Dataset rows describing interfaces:

++++++++++

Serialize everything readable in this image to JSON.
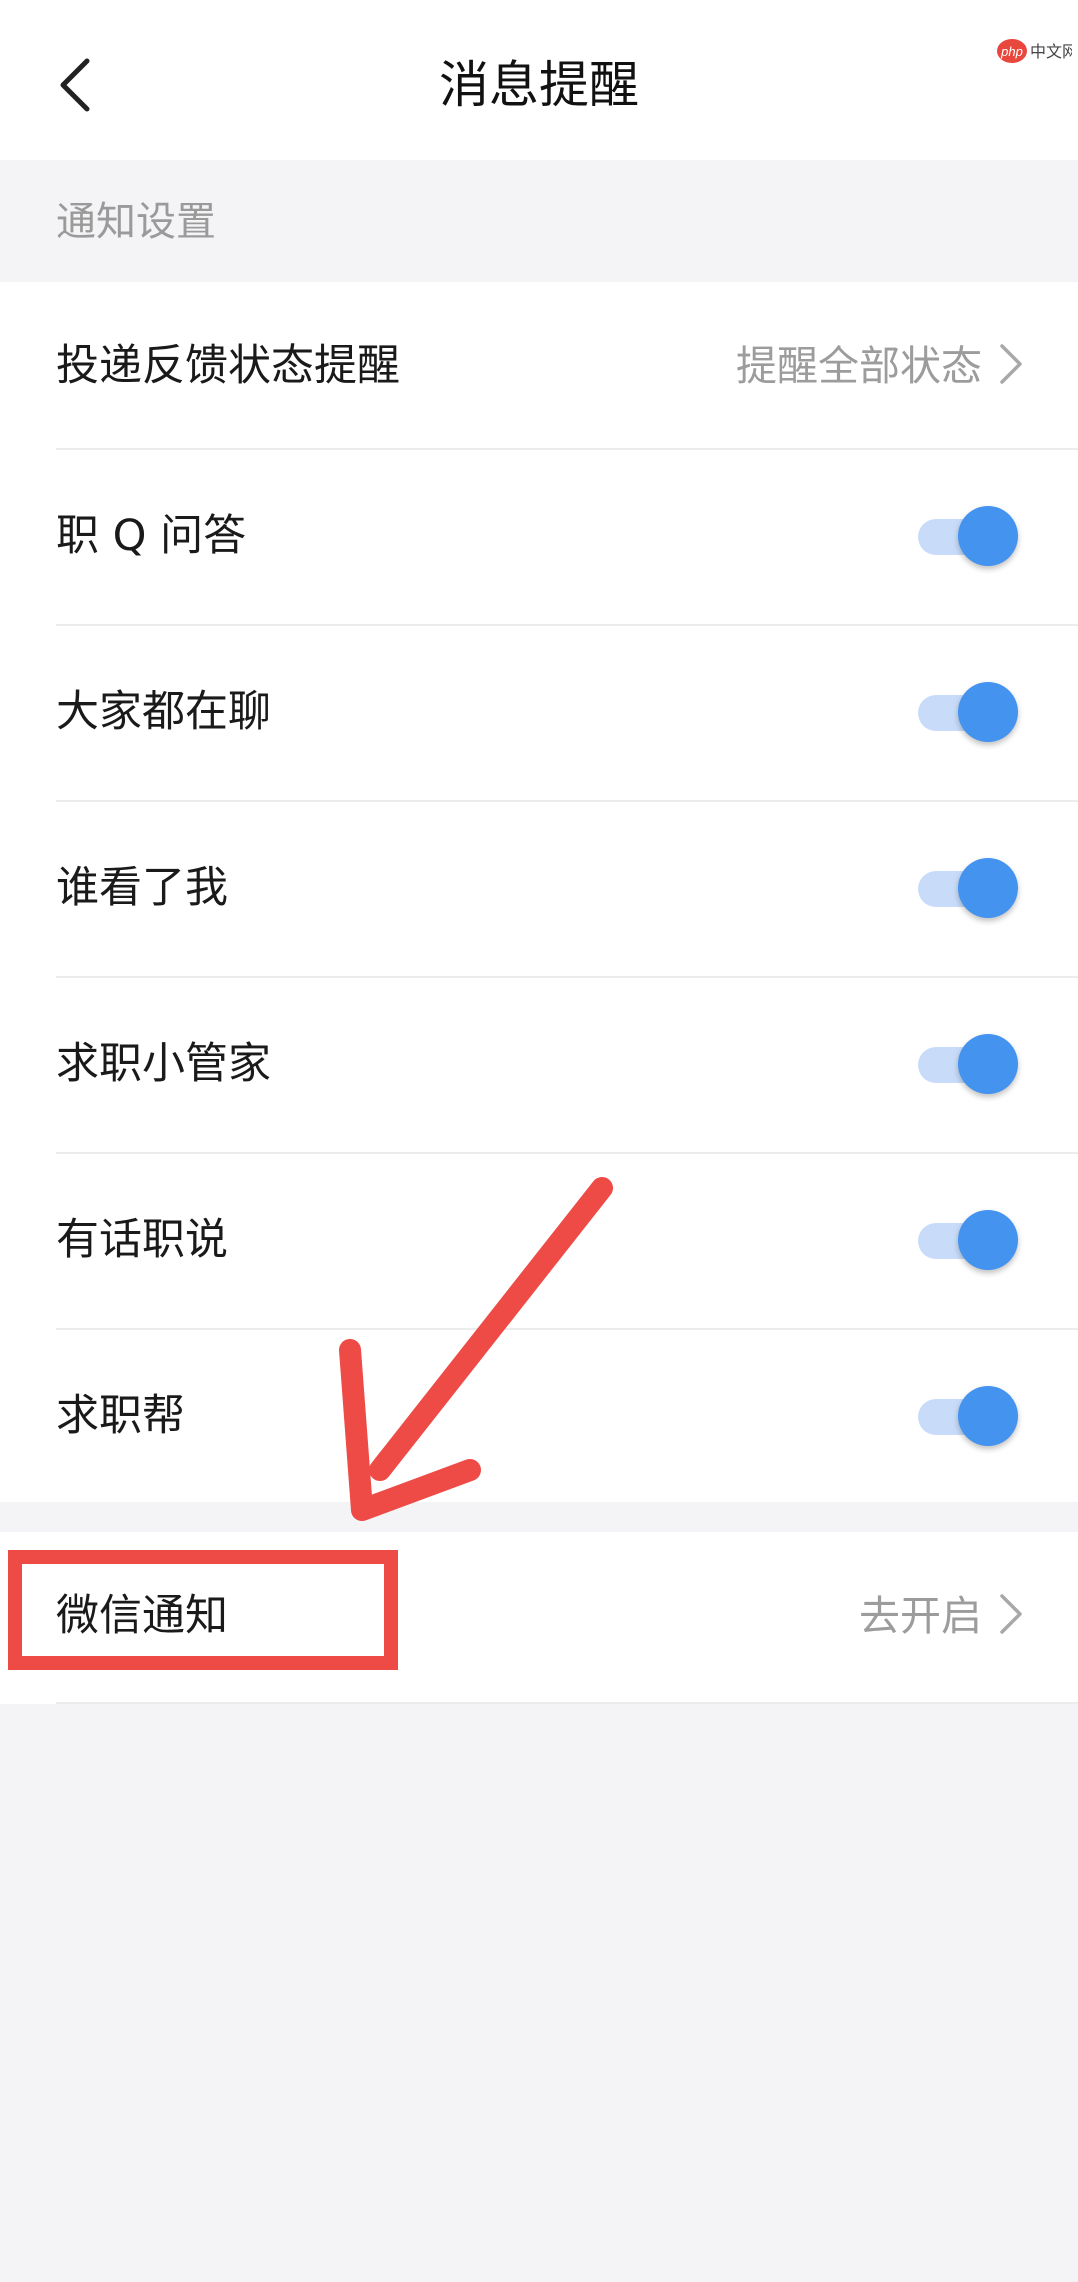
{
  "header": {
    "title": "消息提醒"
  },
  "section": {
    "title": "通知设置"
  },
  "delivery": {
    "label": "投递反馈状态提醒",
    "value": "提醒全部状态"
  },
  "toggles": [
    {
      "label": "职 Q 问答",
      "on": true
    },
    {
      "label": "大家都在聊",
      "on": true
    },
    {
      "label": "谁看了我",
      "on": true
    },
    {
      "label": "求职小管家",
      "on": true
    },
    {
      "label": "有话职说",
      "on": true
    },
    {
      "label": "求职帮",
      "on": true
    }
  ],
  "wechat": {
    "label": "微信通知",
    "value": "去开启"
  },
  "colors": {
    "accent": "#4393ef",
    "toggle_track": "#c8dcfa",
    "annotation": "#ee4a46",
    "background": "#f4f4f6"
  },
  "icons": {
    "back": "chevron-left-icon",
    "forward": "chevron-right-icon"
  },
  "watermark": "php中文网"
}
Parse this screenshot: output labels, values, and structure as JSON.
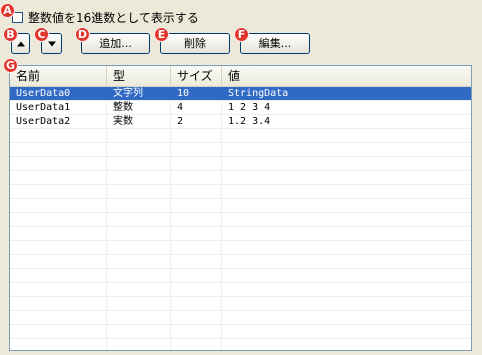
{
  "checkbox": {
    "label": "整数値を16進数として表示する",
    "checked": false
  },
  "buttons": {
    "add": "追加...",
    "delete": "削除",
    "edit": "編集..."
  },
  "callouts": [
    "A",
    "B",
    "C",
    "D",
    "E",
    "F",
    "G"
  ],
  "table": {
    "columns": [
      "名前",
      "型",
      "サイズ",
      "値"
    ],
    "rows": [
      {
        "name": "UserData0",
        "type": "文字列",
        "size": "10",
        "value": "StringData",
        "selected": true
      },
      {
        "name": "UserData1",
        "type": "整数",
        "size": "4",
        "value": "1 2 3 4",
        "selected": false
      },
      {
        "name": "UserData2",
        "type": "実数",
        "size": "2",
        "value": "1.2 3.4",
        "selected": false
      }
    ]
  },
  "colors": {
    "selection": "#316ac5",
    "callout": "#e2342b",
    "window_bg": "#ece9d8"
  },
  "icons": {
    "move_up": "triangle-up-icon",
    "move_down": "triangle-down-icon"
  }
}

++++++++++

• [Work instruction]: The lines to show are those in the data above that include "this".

• [Answer box]:
Serialize everything readable in this image to JSON.
Parse this screenshot: output labels, values, and structure as JSON.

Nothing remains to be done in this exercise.